Let $X$ be a complete metric space and $A_1\supseteq A_2\supseteq\cdots $ be a sequence of closed sets in $X$ with diam of $A_n$ converging to $0$. Let $f:X\rightarrow X$ be a continuous function.

Question is to show that $f\left(\bigcap A_n\right)=\bigcap f(A_n)$..

By diameter of $A_n$ we mean $\sup\{d(x,y):x,y\in A_n\}$...

Clearly, we have $f\left(\bigcap A_n\right)\subseteq\bigcap f(A_n)$..

Let $a\in f(A_n)$ for all $n\in A_n$ i.e., given $n$ there exists $x_n\in A_n$ such that $a=f(x_n)$ for all $n$...

Given $\epsilon>0$ there exists $N\in \mathbb{N}$ such that diam$(A_n)<\epsilon$ for all $n\geq N$

Let $m,n\geq N$ then $x_m,x_n\in A_N$ so $d(x_n,x_m)<\epsilon$.. Thus $(x_n)$ is a cauchy sequence..

As $X$ is complete there exists $x\in X$ such that $x_n\rightarrow x$..

As we are in metric space, $f(x_n)\rightarrow f(x)$.. As $f(x_n)=a$ for all $a$ we have $a=f(x)$..

Now, enough to prove that $x\in \bigcap A_n$...

I strongly belive this is true.. But could not come with a proof immediatley..

Help me to justify this and let me know if there are any gaps in between..

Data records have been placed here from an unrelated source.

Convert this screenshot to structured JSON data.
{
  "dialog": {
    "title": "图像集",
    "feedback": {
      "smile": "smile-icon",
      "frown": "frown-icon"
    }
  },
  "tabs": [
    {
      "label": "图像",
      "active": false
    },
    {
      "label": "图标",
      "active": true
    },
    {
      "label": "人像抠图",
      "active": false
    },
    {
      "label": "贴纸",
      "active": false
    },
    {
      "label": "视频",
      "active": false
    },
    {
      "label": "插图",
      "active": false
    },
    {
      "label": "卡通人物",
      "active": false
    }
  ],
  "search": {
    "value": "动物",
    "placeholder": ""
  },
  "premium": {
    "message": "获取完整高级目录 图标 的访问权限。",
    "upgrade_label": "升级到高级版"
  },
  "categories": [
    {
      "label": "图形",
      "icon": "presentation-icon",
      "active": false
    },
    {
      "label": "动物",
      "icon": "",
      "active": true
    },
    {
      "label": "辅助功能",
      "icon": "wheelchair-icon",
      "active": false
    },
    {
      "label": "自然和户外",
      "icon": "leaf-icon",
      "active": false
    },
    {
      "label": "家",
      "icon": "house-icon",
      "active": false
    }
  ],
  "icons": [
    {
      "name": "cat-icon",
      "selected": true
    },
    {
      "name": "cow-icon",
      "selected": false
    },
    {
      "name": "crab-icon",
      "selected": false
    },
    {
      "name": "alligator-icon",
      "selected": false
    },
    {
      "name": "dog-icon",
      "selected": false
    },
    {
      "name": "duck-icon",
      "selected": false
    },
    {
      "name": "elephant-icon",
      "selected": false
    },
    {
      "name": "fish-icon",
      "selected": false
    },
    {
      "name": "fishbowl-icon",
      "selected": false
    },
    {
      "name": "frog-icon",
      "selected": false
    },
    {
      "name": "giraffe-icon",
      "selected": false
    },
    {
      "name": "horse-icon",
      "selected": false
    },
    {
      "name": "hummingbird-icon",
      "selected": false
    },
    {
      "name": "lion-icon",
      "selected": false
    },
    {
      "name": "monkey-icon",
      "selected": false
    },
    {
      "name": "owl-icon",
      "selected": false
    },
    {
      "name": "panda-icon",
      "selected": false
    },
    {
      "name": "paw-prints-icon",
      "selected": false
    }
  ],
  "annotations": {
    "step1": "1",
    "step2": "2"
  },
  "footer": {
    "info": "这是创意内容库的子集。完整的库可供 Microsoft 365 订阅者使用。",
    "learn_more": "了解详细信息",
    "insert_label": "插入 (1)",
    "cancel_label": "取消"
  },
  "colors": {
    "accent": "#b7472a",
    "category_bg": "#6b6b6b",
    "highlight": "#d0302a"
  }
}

We observe that, every $A_n$ is closed. Moreover, since the sequence $\{x_m\}_{m\geq n}\subset A_n$ for every $n\in\mathbb{N}$ and $x_m\to x$, by closedness of $ A_n$ we have that $x\in A_n$ for every $n\in\mathbb{N}$, hence $x\in \bigcap A_n$.

  • $\begingroup$ Oh yes... do you have anything to say about rest of the solution $\endgroup$ – user312648 Mar 10 '16 at 21:02
  • $\begingroup$ I did a little mistake, now must be correct. The other things are OK $\endgroup$ – Soma Mar 10 '16 at 21:09

Your Answer

By clicking “Post Your Answer”, you agree to our terms of service, privacy policy and cookie policy